> Information:
*** Begin section ***
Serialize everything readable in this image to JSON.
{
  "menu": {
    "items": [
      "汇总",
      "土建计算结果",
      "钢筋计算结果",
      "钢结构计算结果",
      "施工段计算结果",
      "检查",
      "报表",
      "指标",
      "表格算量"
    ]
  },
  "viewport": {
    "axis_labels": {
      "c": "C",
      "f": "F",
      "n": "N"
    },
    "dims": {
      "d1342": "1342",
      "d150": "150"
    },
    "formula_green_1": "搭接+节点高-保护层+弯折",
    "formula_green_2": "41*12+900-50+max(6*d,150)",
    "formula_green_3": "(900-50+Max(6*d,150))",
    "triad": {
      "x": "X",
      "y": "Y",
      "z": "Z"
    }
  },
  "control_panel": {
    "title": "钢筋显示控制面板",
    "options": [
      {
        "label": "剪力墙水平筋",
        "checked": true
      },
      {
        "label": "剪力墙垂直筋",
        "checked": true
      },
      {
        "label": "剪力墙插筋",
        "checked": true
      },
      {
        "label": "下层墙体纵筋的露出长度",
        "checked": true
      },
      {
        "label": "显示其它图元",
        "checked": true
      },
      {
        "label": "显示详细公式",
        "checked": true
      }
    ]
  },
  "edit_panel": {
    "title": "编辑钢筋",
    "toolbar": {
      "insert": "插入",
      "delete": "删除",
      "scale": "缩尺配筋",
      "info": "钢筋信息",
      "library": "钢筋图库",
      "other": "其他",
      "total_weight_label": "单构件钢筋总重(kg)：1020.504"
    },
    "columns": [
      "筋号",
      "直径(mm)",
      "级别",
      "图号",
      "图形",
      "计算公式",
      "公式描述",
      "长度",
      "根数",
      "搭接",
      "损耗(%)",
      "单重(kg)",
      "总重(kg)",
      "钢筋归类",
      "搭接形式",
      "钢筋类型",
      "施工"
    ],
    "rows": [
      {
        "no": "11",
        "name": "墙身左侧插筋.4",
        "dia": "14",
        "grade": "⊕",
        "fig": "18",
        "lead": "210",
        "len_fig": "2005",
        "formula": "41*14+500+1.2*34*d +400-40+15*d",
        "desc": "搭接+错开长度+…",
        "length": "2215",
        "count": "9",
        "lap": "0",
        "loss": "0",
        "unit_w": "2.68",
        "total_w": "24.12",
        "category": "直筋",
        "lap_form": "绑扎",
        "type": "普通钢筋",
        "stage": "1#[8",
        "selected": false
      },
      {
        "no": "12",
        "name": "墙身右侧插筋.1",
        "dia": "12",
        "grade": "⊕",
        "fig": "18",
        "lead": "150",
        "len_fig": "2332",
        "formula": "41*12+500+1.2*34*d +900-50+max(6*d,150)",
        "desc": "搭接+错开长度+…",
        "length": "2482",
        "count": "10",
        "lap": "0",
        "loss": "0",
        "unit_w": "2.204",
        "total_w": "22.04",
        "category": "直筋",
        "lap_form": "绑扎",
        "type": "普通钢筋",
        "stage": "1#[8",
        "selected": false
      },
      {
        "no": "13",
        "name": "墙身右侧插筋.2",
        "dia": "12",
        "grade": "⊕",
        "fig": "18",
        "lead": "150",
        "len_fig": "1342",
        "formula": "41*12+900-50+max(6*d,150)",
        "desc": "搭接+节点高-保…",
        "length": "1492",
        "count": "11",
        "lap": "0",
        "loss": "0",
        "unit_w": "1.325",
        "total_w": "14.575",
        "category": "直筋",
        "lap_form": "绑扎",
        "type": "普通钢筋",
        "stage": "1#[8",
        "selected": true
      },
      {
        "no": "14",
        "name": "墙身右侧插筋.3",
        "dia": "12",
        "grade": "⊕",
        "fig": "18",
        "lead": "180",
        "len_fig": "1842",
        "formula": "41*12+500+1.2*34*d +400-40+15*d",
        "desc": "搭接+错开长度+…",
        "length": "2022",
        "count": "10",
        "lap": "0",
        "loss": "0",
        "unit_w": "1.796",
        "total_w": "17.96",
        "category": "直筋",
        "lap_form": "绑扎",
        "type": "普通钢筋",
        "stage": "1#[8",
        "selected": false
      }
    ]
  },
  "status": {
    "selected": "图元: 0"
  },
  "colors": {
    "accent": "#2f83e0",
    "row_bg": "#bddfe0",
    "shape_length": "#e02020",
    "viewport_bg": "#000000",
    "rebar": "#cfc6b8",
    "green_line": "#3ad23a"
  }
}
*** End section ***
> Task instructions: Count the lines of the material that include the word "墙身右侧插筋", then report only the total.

> Response to the exercise: 3